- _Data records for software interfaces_
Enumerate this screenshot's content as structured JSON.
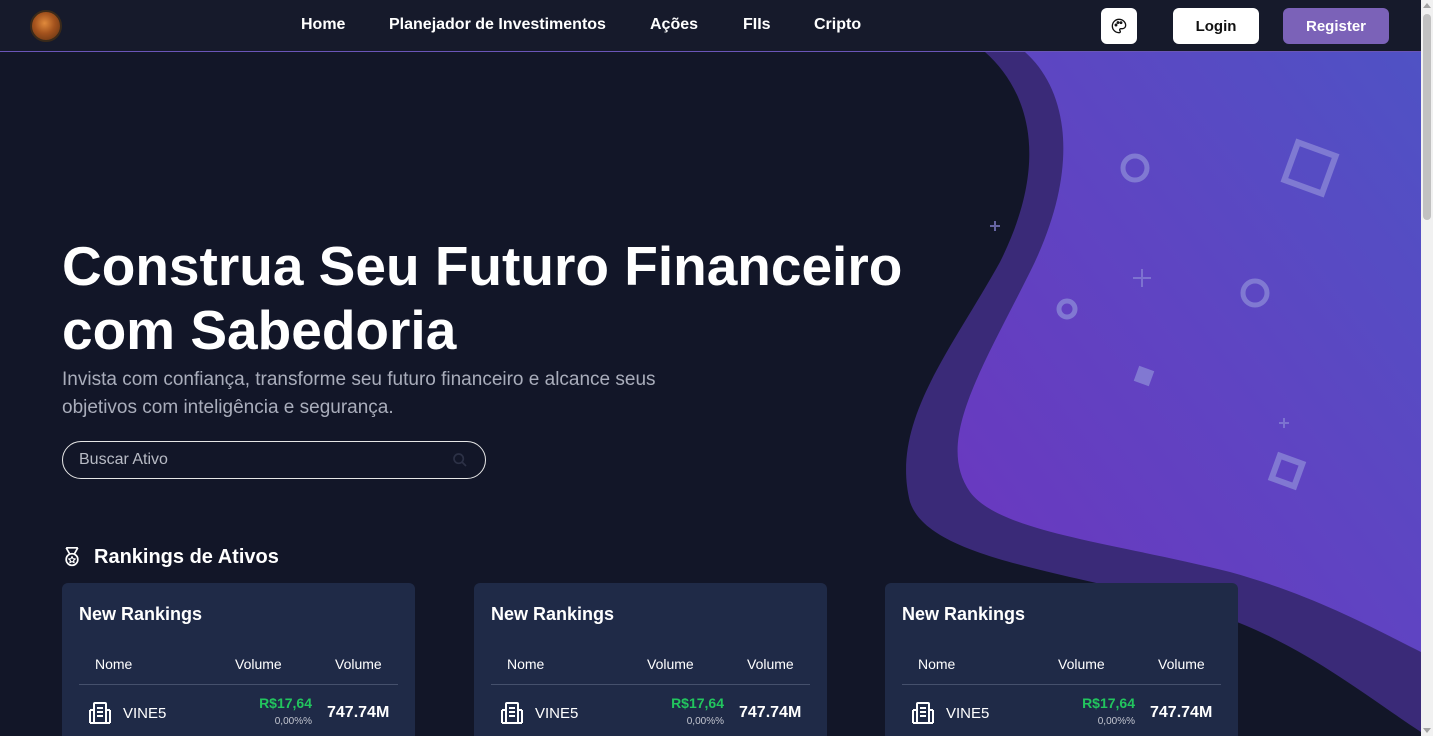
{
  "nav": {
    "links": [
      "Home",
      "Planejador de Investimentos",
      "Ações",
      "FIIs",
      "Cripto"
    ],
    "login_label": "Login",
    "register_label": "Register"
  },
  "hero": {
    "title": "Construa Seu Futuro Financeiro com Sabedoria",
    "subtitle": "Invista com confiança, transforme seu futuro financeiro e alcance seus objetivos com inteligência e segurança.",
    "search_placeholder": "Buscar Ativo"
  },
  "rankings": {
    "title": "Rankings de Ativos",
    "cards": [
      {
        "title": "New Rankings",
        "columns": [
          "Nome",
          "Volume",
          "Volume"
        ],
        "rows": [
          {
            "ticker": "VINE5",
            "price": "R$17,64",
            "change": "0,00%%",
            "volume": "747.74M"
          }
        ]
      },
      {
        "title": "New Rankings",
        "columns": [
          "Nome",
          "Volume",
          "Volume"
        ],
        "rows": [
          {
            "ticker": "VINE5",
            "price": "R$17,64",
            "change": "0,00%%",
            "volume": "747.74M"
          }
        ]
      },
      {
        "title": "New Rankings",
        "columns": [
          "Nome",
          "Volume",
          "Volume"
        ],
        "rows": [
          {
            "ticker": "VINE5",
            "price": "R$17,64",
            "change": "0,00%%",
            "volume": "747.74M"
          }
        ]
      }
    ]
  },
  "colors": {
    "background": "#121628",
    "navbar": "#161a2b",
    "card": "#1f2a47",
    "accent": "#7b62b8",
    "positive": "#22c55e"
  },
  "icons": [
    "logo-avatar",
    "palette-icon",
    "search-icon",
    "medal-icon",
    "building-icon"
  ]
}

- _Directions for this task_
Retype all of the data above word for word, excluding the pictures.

- _The answer_
Enumerate this screenshot's content as structured JSON.
{
  "nav": {
    "links": [
      "Home",
      "Planejador de Investimentos",
      "Ações",
      "FIIs",
      "Cripto"
    ],
    "login_label": "Login",
    "register_label": "Register"
  },
  "hero": {
    "title": "Construa Seu Futuro Financeiro com Sabedoria",
    "subtitle": "Invista com confiança, transforme seu futuro financeiro e alcance seus objetivos com inteligência e segurança.",
    "search_placeholder": "Buscar Ativo"
  },
  "rankings": {
    "title": "Rankings de Ativos",
    "cards": [
      {
        "title": "New Rankings",
        "columns": [
          "Nome",
          "Volume",
          "Volume"
        ],
        "rows": [
          {
            "ticker": "VINE5",
            "price": "R$17,64",
            "change": "0,00%%",
            "volume": "747.74M"
          }
        ]
      },
      {
        "title": "New Rankings",
        "columns": [
          "Nome",
          "Volume",
          "Volume"
        ],
        "rows": [
          {
            "ticker": "VINE5",
            "price": "R$17,64",
            "change": "0,00%%",
            "volume": "747.74M"
          }
        ]
      },
      {
        "title": "New Rankings",
        "columns": [
          "Nome",
          "Volume",
          "Volume"
        ],
        "rows": [
          {
            "ticker": "VINE5",
            "price": "R$17,64",
            "change": "0,00%%",
            "volume": "747.74M"
          }
        ]
      }
    ]
  },
  "colors": {
    "background": "#121628",
    "navbar": "#161a2b",
    "card": "#1f2a47",
    "accent": "#7b62b8",
    "positive": "#22c55e"
  },
  "icons": [
    "logo-avatar",
    "palette-icon",
    "search-icon",
    "medal-icon",
    "building-icon"
  ]
}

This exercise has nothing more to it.